Millie DeLeon (ca. 1873-1922) is regarded by many as one of the founders of modern burlesque. Her real name was apparently either Elizabeth or Maude Lawrence. “Millie” is a corruption of Mlle. (Like many burlesque folks of her time, she practiced good show biz by misrepresenting herself as a native of what was then the sexiest nation on earth).
Burlesque had always been distinguished by a chorus line of pretty girls. It was DeLeon who upped the ante by making her dances much more suggestive than had ever been done before, writhing and shaking in the Little Egypt fashion, making sexy noises, and originating a new burlesque tradition — throwing her garters out to the gentlemen in the audience.
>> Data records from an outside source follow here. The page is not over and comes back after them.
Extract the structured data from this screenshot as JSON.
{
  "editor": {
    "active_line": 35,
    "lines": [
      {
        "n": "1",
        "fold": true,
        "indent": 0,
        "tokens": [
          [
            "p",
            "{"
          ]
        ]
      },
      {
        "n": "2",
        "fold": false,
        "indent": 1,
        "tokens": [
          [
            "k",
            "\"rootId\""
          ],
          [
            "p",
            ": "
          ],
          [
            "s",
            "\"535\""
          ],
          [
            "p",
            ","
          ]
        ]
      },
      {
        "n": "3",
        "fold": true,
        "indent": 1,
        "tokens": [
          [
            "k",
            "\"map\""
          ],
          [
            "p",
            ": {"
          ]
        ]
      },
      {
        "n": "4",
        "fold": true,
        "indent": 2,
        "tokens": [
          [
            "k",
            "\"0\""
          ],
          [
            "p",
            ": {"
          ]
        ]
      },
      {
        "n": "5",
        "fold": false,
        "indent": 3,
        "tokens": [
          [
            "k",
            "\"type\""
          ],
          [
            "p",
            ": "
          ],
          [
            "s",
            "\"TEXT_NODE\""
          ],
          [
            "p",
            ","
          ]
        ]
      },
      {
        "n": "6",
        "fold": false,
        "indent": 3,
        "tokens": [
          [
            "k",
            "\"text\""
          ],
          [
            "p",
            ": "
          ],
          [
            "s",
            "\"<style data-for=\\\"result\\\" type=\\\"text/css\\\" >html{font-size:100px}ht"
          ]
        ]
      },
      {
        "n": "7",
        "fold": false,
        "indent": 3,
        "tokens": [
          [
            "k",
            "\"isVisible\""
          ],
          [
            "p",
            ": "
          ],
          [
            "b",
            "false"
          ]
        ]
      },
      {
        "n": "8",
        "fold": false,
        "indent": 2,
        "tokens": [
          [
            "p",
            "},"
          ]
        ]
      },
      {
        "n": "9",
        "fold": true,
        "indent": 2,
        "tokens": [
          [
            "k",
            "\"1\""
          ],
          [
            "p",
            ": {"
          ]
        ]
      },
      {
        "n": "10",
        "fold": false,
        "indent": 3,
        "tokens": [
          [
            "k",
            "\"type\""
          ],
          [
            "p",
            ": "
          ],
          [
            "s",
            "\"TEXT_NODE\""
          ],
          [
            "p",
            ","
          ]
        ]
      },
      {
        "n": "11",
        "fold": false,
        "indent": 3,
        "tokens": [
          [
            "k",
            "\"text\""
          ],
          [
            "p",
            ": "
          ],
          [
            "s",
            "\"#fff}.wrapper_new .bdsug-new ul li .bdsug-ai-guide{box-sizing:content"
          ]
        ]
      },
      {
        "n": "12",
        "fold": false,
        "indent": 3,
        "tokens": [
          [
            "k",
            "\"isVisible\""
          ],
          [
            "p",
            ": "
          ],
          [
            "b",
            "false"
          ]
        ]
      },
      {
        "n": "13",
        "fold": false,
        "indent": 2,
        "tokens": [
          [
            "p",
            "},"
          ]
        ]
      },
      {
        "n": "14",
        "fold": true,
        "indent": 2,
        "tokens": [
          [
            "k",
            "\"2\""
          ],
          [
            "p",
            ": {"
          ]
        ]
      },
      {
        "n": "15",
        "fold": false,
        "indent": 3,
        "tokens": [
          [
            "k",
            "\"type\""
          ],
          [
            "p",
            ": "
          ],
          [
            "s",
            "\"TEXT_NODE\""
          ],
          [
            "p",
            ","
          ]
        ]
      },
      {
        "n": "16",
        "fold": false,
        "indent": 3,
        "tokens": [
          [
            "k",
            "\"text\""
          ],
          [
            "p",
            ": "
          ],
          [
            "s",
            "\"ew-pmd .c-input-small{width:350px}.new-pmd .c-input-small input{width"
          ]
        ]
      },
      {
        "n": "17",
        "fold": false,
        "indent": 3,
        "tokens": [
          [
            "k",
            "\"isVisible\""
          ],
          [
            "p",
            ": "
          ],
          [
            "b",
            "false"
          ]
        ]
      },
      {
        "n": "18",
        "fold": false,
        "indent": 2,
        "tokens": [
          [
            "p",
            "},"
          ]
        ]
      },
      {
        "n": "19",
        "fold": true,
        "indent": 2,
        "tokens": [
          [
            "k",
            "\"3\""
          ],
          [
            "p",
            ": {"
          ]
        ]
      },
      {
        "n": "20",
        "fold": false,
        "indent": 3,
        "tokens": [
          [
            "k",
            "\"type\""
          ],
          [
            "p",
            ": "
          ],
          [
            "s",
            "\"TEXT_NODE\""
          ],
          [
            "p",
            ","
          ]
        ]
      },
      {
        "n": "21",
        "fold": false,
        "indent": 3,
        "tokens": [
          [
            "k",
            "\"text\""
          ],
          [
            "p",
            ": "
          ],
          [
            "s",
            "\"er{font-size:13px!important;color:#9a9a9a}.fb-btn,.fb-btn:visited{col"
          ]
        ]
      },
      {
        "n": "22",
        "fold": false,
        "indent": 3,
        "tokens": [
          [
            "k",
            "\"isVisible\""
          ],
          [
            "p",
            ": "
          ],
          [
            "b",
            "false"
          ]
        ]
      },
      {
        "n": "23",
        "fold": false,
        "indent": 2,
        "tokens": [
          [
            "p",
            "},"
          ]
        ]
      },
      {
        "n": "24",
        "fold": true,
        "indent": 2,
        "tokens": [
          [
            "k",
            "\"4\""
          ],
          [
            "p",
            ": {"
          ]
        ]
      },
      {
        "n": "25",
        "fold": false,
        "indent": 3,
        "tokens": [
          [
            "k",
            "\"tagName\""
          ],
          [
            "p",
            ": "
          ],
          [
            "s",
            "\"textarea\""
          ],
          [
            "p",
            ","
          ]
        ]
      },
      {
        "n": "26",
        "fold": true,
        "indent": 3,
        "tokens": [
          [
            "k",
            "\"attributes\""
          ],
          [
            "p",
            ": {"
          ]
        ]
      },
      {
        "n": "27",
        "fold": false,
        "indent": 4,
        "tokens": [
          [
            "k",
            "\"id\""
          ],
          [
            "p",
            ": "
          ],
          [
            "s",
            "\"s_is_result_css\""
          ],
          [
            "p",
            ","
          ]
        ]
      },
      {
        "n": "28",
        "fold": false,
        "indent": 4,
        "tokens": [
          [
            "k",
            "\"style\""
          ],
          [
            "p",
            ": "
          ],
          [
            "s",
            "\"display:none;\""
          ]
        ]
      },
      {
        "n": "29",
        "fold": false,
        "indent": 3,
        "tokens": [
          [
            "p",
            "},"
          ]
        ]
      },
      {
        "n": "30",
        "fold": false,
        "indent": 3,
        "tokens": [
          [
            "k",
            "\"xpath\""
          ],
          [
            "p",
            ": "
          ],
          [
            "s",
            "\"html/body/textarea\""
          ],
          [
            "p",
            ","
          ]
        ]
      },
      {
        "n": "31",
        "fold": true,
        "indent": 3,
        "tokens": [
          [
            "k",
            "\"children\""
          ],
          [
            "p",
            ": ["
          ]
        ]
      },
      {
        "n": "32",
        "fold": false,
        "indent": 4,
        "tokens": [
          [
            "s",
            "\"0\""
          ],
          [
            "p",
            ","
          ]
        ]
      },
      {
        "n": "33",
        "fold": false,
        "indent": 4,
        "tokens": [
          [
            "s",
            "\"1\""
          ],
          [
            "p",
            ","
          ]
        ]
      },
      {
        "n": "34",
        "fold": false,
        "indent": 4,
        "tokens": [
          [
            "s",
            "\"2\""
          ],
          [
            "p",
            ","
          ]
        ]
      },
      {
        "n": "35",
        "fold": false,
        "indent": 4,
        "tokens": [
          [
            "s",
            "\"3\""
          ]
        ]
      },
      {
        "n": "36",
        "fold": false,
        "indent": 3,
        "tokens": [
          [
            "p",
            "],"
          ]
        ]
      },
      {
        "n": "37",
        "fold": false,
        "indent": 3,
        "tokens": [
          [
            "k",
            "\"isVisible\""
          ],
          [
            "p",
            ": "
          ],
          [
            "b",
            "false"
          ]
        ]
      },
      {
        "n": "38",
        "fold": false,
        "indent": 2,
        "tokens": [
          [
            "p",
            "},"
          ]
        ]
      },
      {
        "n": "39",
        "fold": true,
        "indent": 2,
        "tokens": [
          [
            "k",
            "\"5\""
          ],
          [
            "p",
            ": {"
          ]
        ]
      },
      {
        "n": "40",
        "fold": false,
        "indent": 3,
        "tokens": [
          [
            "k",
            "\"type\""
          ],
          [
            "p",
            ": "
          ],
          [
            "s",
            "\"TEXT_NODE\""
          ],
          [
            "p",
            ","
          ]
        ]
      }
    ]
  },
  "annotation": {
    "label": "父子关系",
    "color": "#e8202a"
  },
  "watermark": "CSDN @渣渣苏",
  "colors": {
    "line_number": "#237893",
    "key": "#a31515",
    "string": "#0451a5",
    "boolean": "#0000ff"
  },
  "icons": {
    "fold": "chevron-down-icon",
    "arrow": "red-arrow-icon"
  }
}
Not surprisingly, she started another tradition: the incarceration of burlesque dancers. She was arrested numerous times from 1903 to 1915. She counted it all as so much free publicity. Yet another way in which she was a pioneer, for better or worse.
DeLeon’s husband and manager was Lew Rose (Louis Rosenstamm, b. 1868), younger brother of Ike Rose of Rose’s Royal Midgets.
To find out more about the history of vaudeville, consult No Applause, Just Throw Money: The Book That Made Vaudeville Famous, available at Amazon, Barnes and Noble, and wherever nutty books are sold.